Review by Elaine Ferguson
Starring: Jon Finch, Francesca Annis, Martin Shaw, Nicholas Selby
Director: Roman Polanski
Audio: Dolby Digital 2.0
Video: Widescreen Anamorphic - 2.35:1
Studio: Columbia Tri Star
Features: Theatrical Trailer
Length: 140 Minutes
Release Date: May 7, 2002
done is done. Things without all remedy should be without regard.” -
1970, when it was rumored that Roman Polanski was directing and Playboy
Production with Hugh Hefner at the helm was producing a screen adaptation of MacBeth, speculations ran rampant.
Many expected a film filled with nudity and sex, instead the team
produced a graphic X-rated movie --- of the violent variety.
The film has now been reissued with an R rating, which seems appropriate.
While there is a good deal of nudity, including the famous Lady MacBeth
nude sleepwalking scene, very little of it is of the Playboy bunny sort.
This DVD is not for the squeamish; Polanksi’s production does an
excellent job of displaying the look and the feel of the barbaric era, filled
with many bloody scenes and beheadings. However,
the film never feels over the top with the violence, it all is well done within
context of the story.
on location in rugged North Wales, the terrain plays a key role in establishing
the ambiance of the film.

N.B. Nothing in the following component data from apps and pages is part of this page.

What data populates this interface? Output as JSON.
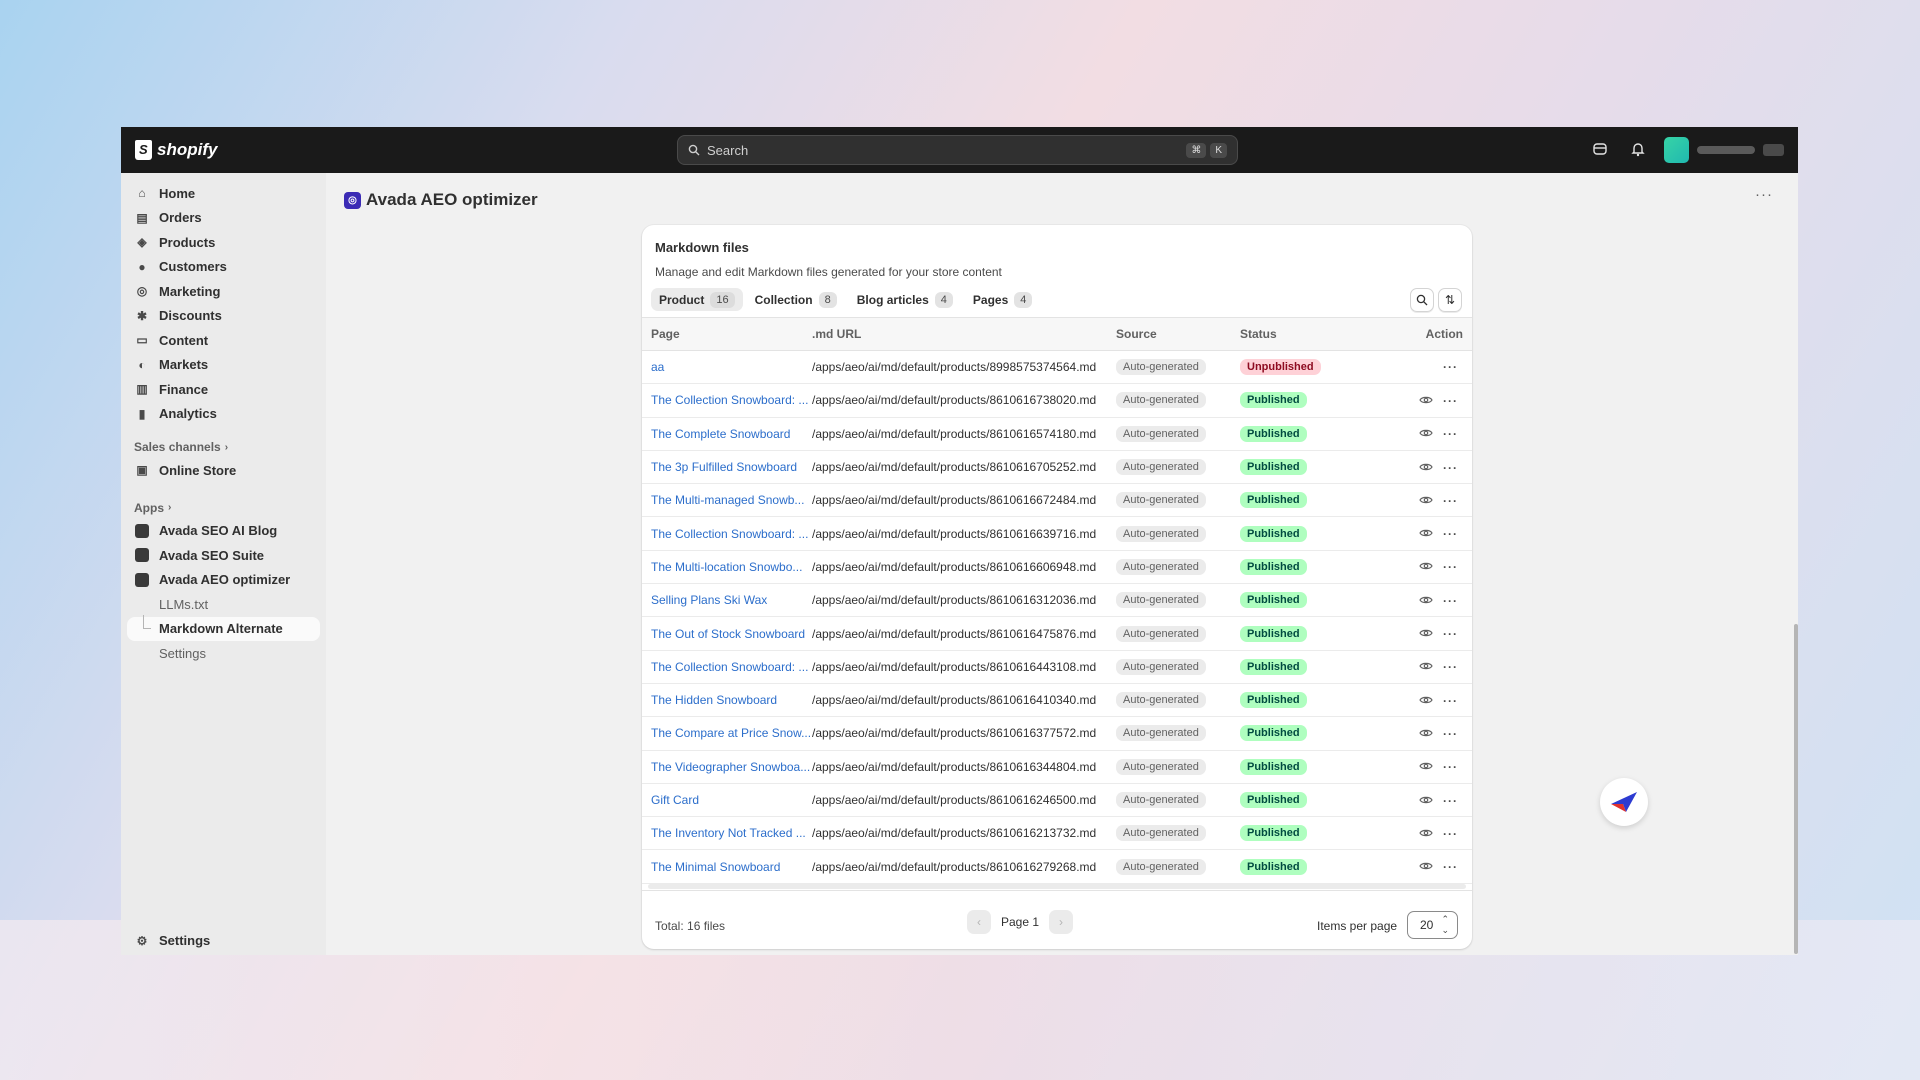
{
  "topbar": {
    "brand": "shopify",
    "search_placeholder": "Search",
    "shortcut_keys": [
      "⌘",
      "K"
    ]
  },
  "sidebar": {
    "nav": [
      {
        "label": "Home",
        "icon": "home-icon"
      },
      {
        "label": "Orders",
        "icon": "orders-icon"
      },
      {
        "label": "Products",
        "icon": "tag-icon"
      },
      {
        "label": "Customers",
        "icon": "person-icon"
      },
      {
        "label": "Marketing",
        "icon": "target-icon"
      },
      {
        "label": "Discounts",
        "icon": "discount-icon"
      },
      {
        "label": "Content",
        "icon": "content-icon"
      },
      {
        "label": "Markets",
        "icon": "globe-icon"
      },
      {
        "label": "Finance",
        "icon": "bank-icon"
      },
      {
        "label": "Analytics",
        "icon": "chart-icon"
      }
    ],
    "sales_channels_label": "Sales channels",
    "online_store": "Online Store",
    "apps_label": "Apps",
    "apps": [
      "Avada SEO AI Blog",
      "Avada SEO Suite",
      "Avada AEO optimizer"
    ],
    "app_subitems": [
      "LLMs.txt",
      "Markdown Alternate",
      "Settings"
    ],
    "settings": "Settings"
  },
  "page": {
    "title": "Avada AEO optimizer"
  },
  "card": {
    "title": "Markdown files",
    "description": "Manage and edit Markdown files generated for your store content",
    "tabs": [
      {
        "label": "Product",
        "count": "16"
      },
      {
        "label": "Collection",
        "count": "8"
      },
      {
        "label": "Blog articles",
        "count": "4"
      },
      {
        "label": "Pages",
        "count": "4"
      }
    ],
    "columns": {
      "page": "Page",
      "url": ".md URL",
      "source": "Source",
      "status": "Status",
      "action": "Action"
    },
    "rows": [
      {
        "page": "aa",
        "url": "/apps/aeo/ai/md/default/products/8998575374564.md",
        "source": "Auto-generated",
        "status": "Unpublished"
      },
      {
        "page": "The Collection Snowboard: ...",
        "url": "/apps/aeo/ai/md/default/products/8610616738020.md",
        "source": "Auto-generated",
        "status": "Published"
      },
      {
        "page": "The Complete Snowboard",
        "url": "/apps/aeo/ai/md/default/products/8610616574180.md",
        "source": "Auto-generated",
        "status": "Published"
      },
      {
        "page": "The 3p Fulfilled Snowboard",
        "url": "/apps/aeo/ai/md/default/products/8610616705252.md",
        "source": "Auto-generated",
        "status": "Published"
      },
      {
        "page": "The Multi-managed Snowb...",
        "url": "/apps/aeo/ai/md/default/products/8610616672484.md",
        "source": "Auto-generated",
        "status": "Published"
      },
      {
        "page": "The Collection Snowboard: ...",
        "url": "/apps/aeo/ai/md/default/products/8610616639716.md",
        "source": "Auto-generated",
        "status": "Published"
      },
      {
        "page": "The Multi-location Snowbo...",
        "url": "/apps/aeo/ai/md/default/products/8610616606948.md",
        "source": "Auto-generated",
        "status": "Published"
      },
      {
        "page": "Selling Plans Ski Wax",
        "url": "/apps/aeo/ai/md/default/products/8610616312036.md",
        "source": "Auto-generated",
        "status": "Published"
      },
      {
        "page": "The Out of Stock Snowboard",
        "url": "/apps/aeo/ai/md/default/products/8610616475876.md",
        "source": "Auto-generated",
        "status": "Published"
      },
      {
        "page": "The Collection Snowboard: ...",
        "url": "/apps/aeo/ai/md/default/products/8610616443108.md",
        "source": "Auto-generated",
        "status": "Published"
      },
      {
        "page": "The Hidden Snowboard",
        "url": "/apps/aeo/ai/md/default/products/8610616410340.md",
        "source": "Auto-generated",
        "status": "Published"
      },
      {
        "page": "The Compare at Price Snow...",
        "url": "/apps/aeo/ai/md/default/products/8610616377572.md",
        "source": "Auto-generated",
        "status": "Published"
      },
      {
        "page": "The Videographer Snowboa...",
        "url": "/apps/aeo/ai/md/default/products/8610616344804.md",
        "source": "Auto-generated",
        "status": "Published"
      },
      {
        "page": "Gift Card",
        "url": "/apps/aeo/ai/md/default/products/8610616246500.md",
        "source": "Auto-generated",
        "status": "Published"
      },
      {
        "page": "The Inventory Not Tracked ...",
        "url": "/apps/aeo/ai/md/default/products/8610616213732.md",
        "source": "Auto-generated",
        "status": "Published"
      },
      {
        "page": "The Minimal Snowboard",
        "url": "/apps/aeo/ai/md/default/products/8610616279268.md",
        "source": "Auto-generated",
        "status": "Published"
      }
    ],
    "footer": {
      "total": "Total: 16 files",
      "page_label": "Page 1",
      "items_per_page_label": "Items per page",
      "items_per_page_value": "20"
    }
  },
  "colors": {
    "link": "#2c6ecb",
    "published_bg": "#affebf",
    "unpublished_bg": "#fed1d7",
    "topbar": "#1a1a1a"
  }
}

When we
meet MacBeth (Jon Finch) with his friend, Banquo (Martin Shaw), he is triumphant
and powerful. The two come upon three witches, who prophesy that MacBeth will
become king and Banquo’s descendants will also serve as kings.
As an aside they mention that MacBeth will not only hold the Glamis
title, but Thane of Cawdor as well. Yet,
because the Thane of Cawdor is alive, the two warriors do not take this claim
seriously. So in the morning when they receive word that MacBeth is now
indeed the Thane of Cawdor, the two men are stunned. From here as a result of his ambition, the prophecy of the
witches and the goading of his wife, the seeds of destruction are deeply planted
in the mind of MacBeth.
MacBeth is passed over by the King for the title Prince of Cumberland, he
returns home dejected to prepare for a visit from King Duncan (Nicholas Shelby).
While talking to his wife, Lady MacBeth immediately makes the stunning
proclamation that the King shall not see the morning light.
Francesca Annis’ performance as the powerful and evil Lady MacBeth is
very well done in the first half of the movie.
However, the second half of the film begins to focus less on the
characters and more on the violence. So,
as a result the downward spiral of her character is treated rather
look of the film is not pristine or sharp by any means.
The transfer is grainy and that plays well within the context of the
film. You get the feeling that it
is should not look as sharp as say a modern film such as Gladiator. The
widescreen version does maintain the original theatrical aspect ration of
audio was disappointing. The Dolby Digital 2.0 can be difficult to hear at
times. With the combination of
language of that time period (your thees and thous) and the fact often the
characters are speaking so low, I found it necessary to turn on the subtitles.
disappointing that Columbia Pictures did not manage to convince Polanski, Hefner
or any of the stars to do a commentary. Considering
the acclaim of this Shakespearean adaptation along with the age of the film, and
the fact that the three leads remain alive it would seem that a commentary would
be included. Even the menu is just
a simple photo of King MacBeth. The
disc also includes subtitles in English, Spanish and Portuguese, as well as